(WHAT IS NEEDED):
Reproduce every line that appears below, precisely and completely.
PROVIDED RECORDS START
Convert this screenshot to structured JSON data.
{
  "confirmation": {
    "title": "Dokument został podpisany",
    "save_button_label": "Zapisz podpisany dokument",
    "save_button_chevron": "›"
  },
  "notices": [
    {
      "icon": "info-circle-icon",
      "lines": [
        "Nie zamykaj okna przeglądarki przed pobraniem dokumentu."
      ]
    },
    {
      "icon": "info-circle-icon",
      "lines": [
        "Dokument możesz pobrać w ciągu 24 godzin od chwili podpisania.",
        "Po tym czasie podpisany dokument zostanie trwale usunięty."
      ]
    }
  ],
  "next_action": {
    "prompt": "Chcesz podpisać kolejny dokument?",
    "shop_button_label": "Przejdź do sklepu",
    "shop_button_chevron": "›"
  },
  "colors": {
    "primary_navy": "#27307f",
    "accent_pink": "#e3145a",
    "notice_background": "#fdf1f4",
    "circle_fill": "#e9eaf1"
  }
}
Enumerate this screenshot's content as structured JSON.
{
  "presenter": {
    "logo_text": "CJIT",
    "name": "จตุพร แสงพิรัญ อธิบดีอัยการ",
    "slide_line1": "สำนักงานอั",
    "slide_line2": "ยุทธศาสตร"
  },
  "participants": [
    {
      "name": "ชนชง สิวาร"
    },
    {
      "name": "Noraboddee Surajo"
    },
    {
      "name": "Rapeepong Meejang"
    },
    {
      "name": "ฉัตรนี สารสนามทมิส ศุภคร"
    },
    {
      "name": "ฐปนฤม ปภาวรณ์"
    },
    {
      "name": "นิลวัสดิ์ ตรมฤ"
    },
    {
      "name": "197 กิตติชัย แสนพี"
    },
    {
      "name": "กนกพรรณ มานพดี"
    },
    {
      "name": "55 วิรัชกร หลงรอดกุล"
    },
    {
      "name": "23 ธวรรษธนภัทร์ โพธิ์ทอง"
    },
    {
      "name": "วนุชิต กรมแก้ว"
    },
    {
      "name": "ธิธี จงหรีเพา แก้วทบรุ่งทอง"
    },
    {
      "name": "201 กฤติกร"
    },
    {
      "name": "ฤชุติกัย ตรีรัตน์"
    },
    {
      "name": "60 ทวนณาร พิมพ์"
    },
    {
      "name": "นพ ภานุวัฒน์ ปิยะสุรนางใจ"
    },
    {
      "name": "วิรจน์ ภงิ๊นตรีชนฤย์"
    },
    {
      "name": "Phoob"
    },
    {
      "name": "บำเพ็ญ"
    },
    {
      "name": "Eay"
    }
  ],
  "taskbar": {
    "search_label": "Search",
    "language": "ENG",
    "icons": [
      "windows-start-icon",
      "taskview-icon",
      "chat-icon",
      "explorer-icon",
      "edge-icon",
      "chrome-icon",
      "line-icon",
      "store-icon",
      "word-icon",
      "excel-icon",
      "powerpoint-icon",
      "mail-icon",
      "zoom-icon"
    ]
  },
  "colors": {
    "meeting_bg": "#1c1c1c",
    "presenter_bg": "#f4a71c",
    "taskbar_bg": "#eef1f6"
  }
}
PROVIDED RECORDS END
(RESULT):
Convert this screenshot to structured JSON data.
{
  "confirmation": {
    "title": "Dokument został podpisany",
    "save_button_label": "Zapisz podpisany dokument",
    "save_button_chevron": "›"
  },
  "notices": [
    {
      "icon": "info-circle-icon",
      "lines": [
        "Nie zamykaj okna przeglądarki przed pobraniem dokumentu."
      ]
    },
    {
      "icon": "info-circle-icon",
      "lines": [
        "Dokument możesz pobrać w ciągu 24 godzin od chwili podpisania.",
        "Po tym czasie podpisany dokument zostanie trwale usunięty."
      ]
    }
  ],
  "next_action": {
    "prompt": "Chcesz podpisać kolejny dokument?",
    "shop_button_label": "Przejdź do sklepu",
    "shop_button_chevron": "›"
  },
  "colors": {
    "primary_navy": "#27307f",
    "accent_pink": "#e3145a",
    "notice_background": "#fdf1f4",
    "circle_fill": "#e9eaf1"
  }
}
Enumerate this screenshot's content as structured JSON.
{
  "presenter": {
    "logo_text": "CJIT",
    "name": "จตุพร แสงพิรัญ อธิบดีอัยการ",
    "slide_line1": "สำนักงานอั",
    "slide_line2": "ยุทธศาสตร"
  },
  "participants": [
    {
      "name": "ชนชง สิวาร"
    },
    {
      "name": "Noraboddee Surajo"
    },
    {
      "name": "Rapeepong Meejang"
    },
    {
      "name": "ฉัตรนี สารสนามทมิส ศุภคร"
    },
    {
      "name": "ฐปนฤม ปภาวรณ์"
    },
    {
      "name": "นิลวัสดิ์ ตรมฤ"
    },
    {
      "name": "197 กิตติชัย แสนพี"
    },
    {
      "name": "กนกพรรณ มานพดี"
    },
    {
      "name": "55 วิรัชกร หลงรอดกุล"
    },
    {
      "name": "23 ธวรรษธนภัทร์ โพธิ์ทอง"
    },
    {
      "name": "วนุชิต กรมแก้ว"
    },
    {
      "name": "ธิธี จงหรีเพา แก้วทบรุ่งทอง"
    },
    {
      "name": "201 กฤติกร"
    },
    {
      "name": "ฤชุติกัย ตรีรัตน์"
    },
    {
      "name": "60 ทวนณาร พิมพ์"
    },
    {
      "name": "นพ ภานุวัฒน์ ปิยะสุรนางใจ"
    },
    {
      "name": "วิรจน์ ภงิ๊นตรีชนฤย์"
    },
    {
      "name": "Phoob"
    },
    {
      "name": "บำเพ็ญ"
    },
    {
      "name": "Eay"
    }
  ],
  "taskbar": {
    "search_label": "Search",
    "language": "ENG",
    "icons": [
      "windows-start-icon",
      "taskview-icon",
      "chat-icon",
      "explorer-icon",
      "edge-icon",
      "chrome-icon",
      "line-icon",
      "store-icon",
      "word-icon",
      "excel-icon",
      "powerpoint-icon",
      "mail-icon",
      "zoom-icon"
    ]
  },
  "colors": {
    "meeting_bg": "#1c1c1c",
    "presenter_bg": "#f4a71c",
    "taskbar_bg": "#eef1f6"
  }
}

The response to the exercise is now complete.